In full and without alteration, write out the data below.

- _Provided information_:
Content starts
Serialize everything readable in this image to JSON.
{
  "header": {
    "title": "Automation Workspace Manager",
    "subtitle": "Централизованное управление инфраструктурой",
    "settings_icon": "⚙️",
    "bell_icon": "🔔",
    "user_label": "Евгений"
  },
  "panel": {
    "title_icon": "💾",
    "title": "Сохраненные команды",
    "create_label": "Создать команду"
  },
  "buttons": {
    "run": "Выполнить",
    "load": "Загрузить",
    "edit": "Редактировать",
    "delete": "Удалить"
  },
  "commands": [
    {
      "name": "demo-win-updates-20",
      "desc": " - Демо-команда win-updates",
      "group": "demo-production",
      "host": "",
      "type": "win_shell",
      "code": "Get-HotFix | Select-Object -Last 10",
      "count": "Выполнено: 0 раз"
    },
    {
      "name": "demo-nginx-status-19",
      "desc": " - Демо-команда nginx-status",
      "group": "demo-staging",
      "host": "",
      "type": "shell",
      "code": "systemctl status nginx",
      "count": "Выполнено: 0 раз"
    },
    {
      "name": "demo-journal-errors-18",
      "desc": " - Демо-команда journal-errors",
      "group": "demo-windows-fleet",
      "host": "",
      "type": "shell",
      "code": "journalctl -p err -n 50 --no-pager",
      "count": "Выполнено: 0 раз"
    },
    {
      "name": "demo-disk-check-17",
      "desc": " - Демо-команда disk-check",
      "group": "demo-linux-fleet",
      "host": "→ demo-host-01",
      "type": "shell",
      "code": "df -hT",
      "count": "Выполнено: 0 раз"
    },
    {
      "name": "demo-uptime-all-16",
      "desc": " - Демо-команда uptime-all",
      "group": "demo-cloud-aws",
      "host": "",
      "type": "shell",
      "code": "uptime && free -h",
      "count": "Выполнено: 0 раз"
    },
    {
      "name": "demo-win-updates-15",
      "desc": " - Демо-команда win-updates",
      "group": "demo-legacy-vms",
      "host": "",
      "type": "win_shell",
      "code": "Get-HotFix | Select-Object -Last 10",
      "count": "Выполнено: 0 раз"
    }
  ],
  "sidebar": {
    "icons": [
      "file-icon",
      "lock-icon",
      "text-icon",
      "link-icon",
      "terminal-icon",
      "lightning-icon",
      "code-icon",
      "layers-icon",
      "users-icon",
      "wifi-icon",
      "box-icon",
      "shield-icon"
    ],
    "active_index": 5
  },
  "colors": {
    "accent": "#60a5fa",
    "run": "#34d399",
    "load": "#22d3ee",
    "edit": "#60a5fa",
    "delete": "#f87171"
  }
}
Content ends
- _Response to this task_:
Serialize everything readable in this image to JSON.
{
  "header": {
    "title": "Automation Workspace Manager",
    "subtitle": "Централизованное управление инфраструктурой",
    "settings_icon": "⚙️",
    "bell_icon": "🔔",
    "user_label": "Евгений"
  },
  "panel": {
    "title_icon": "💾",
    "title": "Сохраненные команды",
    "create_label": "Создать команду"
  },
  "buttons": {
    "run": "Выполнить",
    "load": "Загрузить",
    "edit": "Редактировать",
    "delete": "Удалить"
  },
  "commands": [
    {
      "name": "demo-win-updates-20",
      "desc": " - Демо-команда win-updates",
      "group": "demo-production",
      "host": "",
      "type": "win_shell",
      "code": "Get-HotFix | Select-Object -Last 10",
      "count": "Выполнено: 0 раз"
    },
    {
      "name": "demo-nginx-status-19",
      "desc": " - Демо-команда nginx-status",
      "group": "demo-staging",
      "host": "",
      "type": "shell",
      "code": "systemctl status nginx",
      "count": "Выполнено: 0 раз"
    },
    {
      "name": "demo-journal-errors-18",
      "desc": " - Демо-команда journal-errors",
      "group": "demo-windows-fleet",
      "host": "",
      "type": "shell",
      "code": "journalctl -p err -n 50 --no-pager",
      "count": "Выполнено: 0 раз"
    },
    {
      "name": "demo-disk-check-17",
      "desc": " - Демо-команда disk-check",
      "group": "demo-linux-fleet",
      "host": "→ demo-host-01",
      "type": "shell",
      "code": "df -hT",
      "count": "Выполнено: 0 раз"
    },
    {
      "name": "demo-uptime-all-16",
      "desc": " - Демо-команда uptime-all",
      "group": "demo-cloud-aws",
      "host": "",
      "type": "shell",
      "code": "uptime && free -h",
      "count": "Выполнено: 0 раз"
    },
    {
      "name": "demo-win-updates-15",
      "desc": " - Демо-команда win-updates",
      "group": "demo-legacy-vms",
      "host": "",
      "type": "win_shell",
      "code": "Get-HotFix | Select-Object -Last 10",
      "count": "Выполнено: 0 раз"
    }
  ],
  "sidebar": {
    "icons": [
      "file-icon",
      "lock-icon",
      "text-icon",
      "link-icon",
      "terminal-icon",
      "lightning-icon",
      "code-icon",
      "layers-icon",
      "users-icon",
      "wifi-icon",
      "box-icon",
      "shield-icon"
    ],
    "active_index": 5
  },
  "colors": {
    "accent": "#60a5fa",
    "run": "#34d399",
    "load": "#22d3ee",
    "edit": "#60a5fa",
    "delete": "#f87171"
  }
}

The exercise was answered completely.